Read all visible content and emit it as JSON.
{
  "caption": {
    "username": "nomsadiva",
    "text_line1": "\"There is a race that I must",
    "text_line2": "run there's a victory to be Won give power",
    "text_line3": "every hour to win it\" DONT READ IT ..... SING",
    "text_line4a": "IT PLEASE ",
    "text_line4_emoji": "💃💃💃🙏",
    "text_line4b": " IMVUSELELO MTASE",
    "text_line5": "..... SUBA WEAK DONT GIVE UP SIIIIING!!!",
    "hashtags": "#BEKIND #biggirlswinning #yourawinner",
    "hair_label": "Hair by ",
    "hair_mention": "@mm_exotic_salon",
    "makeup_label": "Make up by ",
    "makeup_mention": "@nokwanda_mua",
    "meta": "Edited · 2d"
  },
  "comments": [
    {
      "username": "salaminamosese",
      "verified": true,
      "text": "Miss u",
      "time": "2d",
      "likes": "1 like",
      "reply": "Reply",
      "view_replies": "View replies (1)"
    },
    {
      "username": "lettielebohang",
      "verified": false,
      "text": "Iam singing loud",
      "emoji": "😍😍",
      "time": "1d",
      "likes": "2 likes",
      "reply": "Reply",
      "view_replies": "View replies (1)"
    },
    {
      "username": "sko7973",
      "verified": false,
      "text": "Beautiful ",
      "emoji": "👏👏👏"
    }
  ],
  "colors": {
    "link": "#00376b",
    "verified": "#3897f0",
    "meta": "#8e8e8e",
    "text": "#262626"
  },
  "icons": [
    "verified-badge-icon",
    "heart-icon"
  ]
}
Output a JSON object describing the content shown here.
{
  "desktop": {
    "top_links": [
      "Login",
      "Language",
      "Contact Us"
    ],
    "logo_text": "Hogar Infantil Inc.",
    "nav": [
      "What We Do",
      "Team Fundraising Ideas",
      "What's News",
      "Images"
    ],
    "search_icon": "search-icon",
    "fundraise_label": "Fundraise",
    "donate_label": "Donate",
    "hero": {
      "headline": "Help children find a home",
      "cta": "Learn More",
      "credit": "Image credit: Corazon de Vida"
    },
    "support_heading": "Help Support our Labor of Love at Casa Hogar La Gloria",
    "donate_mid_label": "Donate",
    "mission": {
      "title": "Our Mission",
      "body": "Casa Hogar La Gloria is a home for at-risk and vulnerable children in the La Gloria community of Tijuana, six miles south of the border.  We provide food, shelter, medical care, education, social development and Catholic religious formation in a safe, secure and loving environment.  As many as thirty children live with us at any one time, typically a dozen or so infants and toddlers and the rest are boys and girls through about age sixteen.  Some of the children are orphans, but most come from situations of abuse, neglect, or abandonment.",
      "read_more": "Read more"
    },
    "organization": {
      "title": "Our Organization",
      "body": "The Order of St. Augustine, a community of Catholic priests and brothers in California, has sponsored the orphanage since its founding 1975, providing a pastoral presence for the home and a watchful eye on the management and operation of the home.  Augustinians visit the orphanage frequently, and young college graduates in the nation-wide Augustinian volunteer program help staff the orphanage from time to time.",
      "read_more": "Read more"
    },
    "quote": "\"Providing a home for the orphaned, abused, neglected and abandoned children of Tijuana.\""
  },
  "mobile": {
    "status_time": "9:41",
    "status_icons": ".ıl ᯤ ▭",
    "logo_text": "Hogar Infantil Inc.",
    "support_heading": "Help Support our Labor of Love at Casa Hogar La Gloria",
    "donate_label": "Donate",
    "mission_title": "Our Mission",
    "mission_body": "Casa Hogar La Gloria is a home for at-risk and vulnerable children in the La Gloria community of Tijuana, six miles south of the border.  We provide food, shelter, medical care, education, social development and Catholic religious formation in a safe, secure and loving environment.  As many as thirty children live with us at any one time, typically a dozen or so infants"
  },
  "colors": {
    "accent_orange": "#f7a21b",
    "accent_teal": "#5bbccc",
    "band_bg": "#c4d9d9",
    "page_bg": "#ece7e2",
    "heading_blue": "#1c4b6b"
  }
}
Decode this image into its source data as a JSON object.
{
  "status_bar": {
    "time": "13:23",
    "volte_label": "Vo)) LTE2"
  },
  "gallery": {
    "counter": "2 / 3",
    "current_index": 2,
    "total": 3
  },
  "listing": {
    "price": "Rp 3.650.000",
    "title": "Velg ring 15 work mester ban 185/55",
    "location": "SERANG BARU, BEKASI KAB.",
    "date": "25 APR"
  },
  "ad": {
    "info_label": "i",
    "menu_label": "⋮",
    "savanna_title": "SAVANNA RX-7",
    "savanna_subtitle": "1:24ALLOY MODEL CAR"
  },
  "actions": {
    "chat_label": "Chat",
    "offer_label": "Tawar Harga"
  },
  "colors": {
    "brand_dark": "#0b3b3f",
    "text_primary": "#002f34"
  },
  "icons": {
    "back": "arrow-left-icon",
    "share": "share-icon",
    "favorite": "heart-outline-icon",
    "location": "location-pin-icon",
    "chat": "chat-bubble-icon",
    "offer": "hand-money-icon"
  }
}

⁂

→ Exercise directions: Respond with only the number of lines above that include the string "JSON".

→ Response to the task: 3